Pennsylvania plumbing and heating company settles allegations it failed to properly subcontract with disabled veteran owned companies
A brother and sister team has been sentenced to prison for their scheme to ship narcotics from the Los Angeles area for distribution in Seattle, announced U.S. Attorney Jenny A. Durkan. ROBIN BROWN, 52, of Los Angeles, California was sentenced today in U.S. District Court in Seattle to 62 months in prison and four years of supervised release for conspiracy to distribute oxycodone. BROWN’s brother, Terrell Brown, was sentenced last month to 37 months in prison and three years of supervised release for his role in the drug distribution scheme. At sentencing today U.S. District Judge James L. Robart noted the inherent danger of oxycodone abuse.

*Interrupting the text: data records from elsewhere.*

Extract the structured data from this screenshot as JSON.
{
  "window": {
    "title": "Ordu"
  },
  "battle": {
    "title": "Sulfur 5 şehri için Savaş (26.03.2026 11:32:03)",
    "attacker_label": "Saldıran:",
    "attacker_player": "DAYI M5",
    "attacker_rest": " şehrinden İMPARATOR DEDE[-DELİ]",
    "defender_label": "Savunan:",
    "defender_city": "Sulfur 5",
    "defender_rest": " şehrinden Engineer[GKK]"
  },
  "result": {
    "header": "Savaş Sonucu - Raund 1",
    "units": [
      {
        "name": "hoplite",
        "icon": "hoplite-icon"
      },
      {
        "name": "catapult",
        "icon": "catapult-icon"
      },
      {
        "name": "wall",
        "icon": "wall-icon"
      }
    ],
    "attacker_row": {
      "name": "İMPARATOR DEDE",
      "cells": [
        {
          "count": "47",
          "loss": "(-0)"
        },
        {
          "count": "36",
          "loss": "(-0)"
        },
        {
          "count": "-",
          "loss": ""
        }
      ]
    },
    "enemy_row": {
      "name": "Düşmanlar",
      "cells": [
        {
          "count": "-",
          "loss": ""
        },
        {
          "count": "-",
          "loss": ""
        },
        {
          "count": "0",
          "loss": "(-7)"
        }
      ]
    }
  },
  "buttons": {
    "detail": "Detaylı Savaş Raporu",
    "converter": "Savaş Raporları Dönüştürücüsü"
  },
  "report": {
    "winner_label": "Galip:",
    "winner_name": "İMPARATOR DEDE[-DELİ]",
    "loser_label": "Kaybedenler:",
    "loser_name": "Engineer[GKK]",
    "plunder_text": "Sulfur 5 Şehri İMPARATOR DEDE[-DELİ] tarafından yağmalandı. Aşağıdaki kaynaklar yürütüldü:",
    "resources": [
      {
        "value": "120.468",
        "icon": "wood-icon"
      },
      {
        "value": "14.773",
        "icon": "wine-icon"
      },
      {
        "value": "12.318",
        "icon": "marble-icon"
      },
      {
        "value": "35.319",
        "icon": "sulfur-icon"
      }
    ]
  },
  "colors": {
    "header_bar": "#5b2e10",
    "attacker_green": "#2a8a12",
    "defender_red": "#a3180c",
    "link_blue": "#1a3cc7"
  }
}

According to records filed in the case, BROWN and her brother came to the attention of Postal Inspection Service Investigators when an alert postal employee reported numerous express mail packages being delivered to Terrell Brown’s Seattle apartment. A records review showed more than 90 express mail packages sent from Los Angeles to the Seattle apartment in a one year period. Apartment managers confirmed that Terrell Brown received multiple express mail packages each week and had just purchased a new Cadillac Escalade despite reporting little income. In July 2012, investigators served a search warrant on a package destined for Brown and found 210 pills of 30 mg oxycodone. Even as they were executing a search warrant on Terrell Brown’s apartment another package arrived with another 240 pills of oxycodone.
ROBIN BROWN pleaded guilty on March 14, 2013. Terrell Brown pleaded guilty on March 28, 2013.
ROBIN BROWN has multiple prior criminal convictions in Washington and California. In asking for a lengthy prison term for BROWN prosecutors noted that oxycodone abuse is a significant problem in the community. “Overdoses of oxycodone and other prescription opiates are a leading cause of death in King County…. In 2000, there were 13 deaths in King County from oxycodone overdoses. That number increased steadily over the next nine years, with 60 deaths directly attributable to oxycodone in 2009. Oxycodone was present (but not necessarily the sole cause) in 104 deaths in 2009, as opposed to just 26 in 2000,” prosecutors wrote in their sentencing memo.
The case was investigated by the U.S. Postal Inspection Service and was prosecuted by Assistant United States Attorney Justin Arnold.